= Beginning of Section =

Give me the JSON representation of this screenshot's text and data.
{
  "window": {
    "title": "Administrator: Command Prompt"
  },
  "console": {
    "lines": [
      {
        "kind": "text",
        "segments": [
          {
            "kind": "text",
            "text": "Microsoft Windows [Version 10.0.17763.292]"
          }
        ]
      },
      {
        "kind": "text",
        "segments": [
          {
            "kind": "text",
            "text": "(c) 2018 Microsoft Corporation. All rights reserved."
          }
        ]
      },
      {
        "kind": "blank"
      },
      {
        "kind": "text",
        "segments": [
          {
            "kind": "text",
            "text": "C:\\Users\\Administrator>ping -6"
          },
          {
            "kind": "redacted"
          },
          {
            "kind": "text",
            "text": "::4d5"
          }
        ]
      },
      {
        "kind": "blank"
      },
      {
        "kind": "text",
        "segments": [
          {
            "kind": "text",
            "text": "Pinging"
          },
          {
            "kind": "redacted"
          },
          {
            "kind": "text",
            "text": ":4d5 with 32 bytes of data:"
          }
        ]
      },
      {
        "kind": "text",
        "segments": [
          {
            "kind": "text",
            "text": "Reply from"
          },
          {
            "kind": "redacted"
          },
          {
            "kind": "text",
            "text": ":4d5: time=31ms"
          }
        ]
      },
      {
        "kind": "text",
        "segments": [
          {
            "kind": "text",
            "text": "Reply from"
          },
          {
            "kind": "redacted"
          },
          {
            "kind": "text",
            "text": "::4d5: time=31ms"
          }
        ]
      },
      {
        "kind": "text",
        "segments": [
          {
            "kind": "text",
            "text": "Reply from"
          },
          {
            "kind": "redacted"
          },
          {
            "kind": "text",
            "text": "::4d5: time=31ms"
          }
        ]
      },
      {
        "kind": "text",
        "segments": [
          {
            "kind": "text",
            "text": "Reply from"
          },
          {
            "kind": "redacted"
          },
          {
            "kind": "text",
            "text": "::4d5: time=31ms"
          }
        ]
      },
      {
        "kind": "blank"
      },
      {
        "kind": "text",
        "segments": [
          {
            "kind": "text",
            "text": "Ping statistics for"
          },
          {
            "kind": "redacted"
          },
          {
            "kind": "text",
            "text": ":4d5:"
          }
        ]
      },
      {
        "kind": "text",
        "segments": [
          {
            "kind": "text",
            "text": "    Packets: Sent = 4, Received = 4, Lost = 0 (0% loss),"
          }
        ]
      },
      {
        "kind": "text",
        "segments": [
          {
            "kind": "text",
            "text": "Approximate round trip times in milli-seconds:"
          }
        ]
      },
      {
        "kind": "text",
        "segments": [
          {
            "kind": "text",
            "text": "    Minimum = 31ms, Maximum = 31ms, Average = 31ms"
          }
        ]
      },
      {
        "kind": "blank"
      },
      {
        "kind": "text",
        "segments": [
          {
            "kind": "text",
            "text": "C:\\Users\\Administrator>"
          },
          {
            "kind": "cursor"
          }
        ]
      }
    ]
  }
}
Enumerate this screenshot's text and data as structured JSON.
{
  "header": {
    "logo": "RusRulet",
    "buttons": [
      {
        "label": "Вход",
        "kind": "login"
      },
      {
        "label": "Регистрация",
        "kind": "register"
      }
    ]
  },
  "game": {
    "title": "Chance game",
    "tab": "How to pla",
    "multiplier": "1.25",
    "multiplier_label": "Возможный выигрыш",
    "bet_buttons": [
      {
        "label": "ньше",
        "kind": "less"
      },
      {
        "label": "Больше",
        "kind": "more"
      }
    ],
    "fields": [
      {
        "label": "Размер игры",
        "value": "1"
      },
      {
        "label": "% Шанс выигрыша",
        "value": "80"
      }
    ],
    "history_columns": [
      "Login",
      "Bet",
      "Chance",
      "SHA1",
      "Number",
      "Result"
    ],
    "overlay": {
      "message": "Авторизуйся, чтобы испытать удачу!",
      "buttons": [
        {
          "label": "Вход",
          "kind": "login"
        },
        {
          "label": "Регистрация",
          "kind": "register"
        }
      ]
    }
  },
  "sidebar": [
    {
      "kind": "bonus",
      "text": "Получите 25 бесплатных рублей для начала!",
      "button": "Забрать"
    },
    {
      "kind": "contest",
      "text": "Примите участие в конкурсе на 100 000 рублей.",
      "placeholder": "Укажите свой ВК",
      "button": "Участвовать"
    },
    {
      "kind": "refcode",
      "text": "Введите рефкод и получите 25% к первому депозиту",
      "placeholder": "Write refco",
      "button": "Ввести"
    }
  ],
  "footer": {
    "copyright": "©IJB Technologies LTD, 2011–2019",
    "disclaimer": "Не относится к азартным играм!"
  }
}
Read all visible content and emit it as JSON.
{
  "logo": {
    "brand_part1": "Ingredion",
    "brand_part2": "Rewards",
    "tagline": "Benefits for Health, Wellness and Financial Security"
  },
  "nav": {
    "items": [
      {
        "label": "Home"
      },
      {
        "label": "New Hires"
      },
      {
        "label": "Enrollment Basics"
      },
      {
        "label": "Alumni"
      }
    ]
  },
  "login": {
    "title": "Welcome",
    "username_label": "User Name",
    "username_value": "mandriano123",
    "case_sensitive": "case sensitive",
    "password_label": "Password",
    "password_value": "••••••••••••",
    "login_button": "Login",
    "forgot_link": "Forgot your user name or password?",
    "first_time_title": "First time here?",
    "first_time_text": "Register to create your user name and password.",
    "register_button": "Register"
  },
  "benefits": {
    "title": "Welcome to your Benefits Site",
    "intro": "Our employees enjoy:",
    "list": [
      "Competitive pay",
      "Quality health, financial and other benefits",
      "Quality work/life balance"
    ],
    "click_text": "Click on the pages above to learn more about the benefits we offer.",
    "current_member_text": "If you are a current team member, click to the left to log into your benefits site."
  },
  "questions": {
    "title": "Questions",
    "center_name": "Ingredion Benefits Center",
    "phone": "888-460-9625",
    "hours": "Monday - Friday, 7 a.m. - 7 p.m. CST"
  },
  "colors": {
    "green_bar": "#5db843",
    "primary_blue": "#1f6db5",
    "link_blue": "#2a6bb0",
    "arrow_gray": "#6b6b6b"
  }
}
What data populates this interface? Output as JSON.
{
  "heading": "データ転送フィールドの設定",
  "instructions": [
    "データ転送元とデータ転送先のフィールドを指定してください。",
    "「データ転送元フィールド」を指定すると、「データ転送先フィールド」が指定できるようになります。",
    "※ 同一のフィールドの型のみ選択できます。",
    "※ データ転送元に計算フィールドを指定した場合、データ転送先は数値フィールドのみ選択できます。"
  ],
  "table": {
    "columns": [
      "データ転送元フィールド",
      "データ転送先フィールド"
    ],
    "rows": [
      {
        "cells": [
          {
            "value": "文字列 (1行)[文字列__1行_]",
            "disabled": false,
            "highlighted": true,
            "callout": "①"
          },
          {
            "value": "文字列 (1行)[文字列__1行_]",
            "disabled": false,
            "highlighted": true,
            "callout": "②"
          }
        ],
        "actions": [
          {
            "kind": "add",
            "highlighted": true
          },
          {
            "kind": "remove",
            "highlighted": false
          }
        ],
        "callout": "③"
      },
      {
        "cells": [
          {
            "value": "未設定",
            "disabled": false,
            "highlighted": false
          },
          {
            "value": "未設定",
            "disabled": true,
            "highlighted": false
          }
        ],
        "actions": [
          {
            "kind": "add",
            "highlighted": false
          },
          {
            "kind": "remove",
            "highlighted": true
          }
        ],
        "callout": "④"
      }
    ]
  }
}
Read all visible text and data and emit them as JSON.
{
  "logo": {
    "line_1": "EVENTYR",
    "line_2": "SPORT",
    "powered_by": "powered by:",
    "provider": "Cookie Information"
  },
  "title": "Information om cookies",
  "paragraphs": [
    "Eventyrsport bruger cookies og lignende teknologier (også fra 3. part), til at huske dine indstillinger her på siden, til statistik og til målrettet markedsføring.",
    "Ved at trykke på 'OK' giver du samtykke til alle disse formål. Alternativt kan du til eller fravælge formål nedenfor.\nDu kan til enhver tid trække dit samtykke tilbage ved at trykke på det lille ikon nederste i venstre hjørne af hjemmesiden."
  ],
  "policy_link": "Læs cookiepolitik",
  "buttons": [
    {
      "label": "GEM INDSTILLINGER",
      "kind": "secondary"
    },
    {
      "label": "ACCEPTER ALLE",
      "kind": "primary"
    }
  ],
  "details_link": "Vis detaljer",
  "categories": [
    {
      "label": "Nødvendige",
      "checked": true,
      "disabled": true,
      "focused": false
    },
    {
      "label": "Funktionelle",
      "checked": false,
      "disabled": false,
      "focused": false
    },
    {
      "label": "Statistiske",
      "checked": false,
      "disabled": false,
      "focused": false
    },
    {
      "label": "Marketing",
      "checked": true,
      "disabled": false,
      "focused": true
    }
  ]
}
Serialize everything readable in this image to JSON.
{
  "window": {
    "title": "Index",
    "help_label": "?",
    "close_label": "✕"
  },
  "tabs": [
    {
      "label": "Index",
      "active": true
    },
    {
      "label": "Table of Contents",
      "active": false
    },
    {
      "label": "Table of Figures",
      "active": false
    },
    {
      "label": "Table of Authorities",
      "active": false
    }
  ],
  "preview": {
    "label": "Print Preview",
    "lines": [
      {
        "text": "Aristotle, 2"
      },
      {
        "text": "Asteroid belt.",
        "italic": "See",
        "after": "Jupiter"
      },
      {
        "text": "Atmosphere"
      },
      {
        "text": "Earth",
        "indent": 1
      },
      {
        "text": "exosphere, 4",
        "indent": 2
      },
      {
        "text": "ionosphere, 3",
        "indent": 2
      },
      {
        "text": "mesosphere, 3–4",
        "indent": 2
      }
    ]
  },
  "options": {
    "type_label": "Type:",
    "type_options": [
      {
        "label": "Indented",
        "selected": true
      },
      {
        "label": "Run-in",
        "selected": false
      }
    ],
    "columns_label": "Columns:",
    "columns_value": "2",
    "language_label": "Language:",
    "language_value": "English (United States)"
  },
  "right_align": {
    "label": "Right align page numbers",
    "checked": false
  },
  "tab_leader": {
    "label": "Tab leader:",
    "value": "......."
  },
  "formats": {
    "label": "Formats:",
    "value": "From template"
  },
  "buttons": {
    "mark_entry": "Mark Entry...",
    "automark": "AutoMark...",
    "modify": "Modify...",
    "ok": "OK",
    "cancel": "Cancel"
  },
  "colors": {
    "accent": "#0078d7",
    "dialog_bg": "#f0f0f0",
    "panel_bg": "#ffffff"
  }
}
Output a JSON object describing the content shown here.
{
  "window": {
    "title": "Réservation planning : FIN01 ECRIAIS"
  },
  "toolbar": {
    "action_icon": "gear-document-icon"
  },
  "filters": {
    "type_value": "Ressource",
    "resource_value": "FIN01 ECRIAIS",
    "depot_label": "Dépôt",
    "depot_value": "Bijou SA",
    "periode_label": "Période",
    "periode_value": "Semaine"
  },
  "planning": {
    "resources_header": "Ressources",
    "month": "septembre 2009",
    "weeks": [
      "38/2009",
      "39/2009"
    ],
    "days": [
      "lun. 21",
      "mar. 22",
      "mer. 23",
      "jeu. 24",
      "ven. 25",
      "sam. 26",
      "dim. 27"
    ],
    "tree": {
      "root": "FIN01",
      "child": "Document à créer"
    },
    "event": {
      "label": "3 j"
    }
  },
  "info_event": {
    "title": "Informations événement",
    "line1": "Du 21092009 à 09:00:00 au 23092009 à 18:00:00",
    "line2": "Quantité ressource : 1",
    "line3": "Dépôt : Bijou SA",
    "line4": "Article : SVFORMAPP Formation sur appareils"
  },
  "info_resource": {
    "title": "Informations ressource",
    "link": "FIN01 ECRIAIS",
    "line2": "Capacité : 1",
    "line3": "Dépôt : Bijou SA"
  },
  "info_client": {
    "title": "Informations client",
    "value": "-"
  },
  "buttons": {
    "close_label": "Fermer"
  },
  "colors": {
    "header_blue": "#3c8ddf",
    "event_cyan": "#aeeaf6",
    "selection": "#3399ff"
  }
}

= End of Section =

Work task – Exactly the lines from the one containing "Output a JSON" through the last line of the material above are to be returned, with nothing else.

Task result –
Output a JSON object describing the content shown here.
{
  "window": {
    "title": "Réservation planning : FIN01 ECRIAIS"
  },
  "toolbar": {
    "action_icon": "gear-document-icon"
  },
  "filters": {
    "type_value": "Ressource",
    "resource_value": "FIN01 ECRIAIS",
    "depot_label": "Dépôt",
    "depot_value": "Bijou SA",
    "periode_label": "Période",
    "periode_value": "Semaine"
  },
  "planning": {
    "resources_header": "Ressources",
    "month": "septembre 2009",
    "weeks": [
      "38/2009",
      "39/2009"
    ],
    "days": [
      "lun. 21",
      "mar. 22",
      "mer. 23",
      "jeu. 24",
      "ven. 25",
      "sam. 26",
      "dim. 27"
    ],
    "tree": {
      "root": "FIN01",
      "child": "Document à créer"
    },
    "event": {
      "label": "3 j"
    }
  },
  "info_event": {
    "title": "Informations événement",
    "line1": "Du 21092009 à 09:00:00 au 23092009 à 18:00:00",
    "line2": "Quantité ressource : 1",
    "line3": "Dépôt : Bijou SA",
    "line4": "Article : SVFORMAPP Formation sur appareils"
  },
  "info_resource": {
    "title": "Informations ressource",
    "link": "FIN01 ECRIAIS",
    "line2": "Capacité : 1",
    "line3": "Dépôt : Bijou SA"
  },
  "info_client": {
    "title": "Informations client",
    "value": "-"
  },
  "buttons": {
    "close_label": "Fermer"
  },
  "colors": {
    "header_blue": "#3c8ddf",
    "event_cyan": "#aeeaf6",
    "selection": "#3399ff"
  }
}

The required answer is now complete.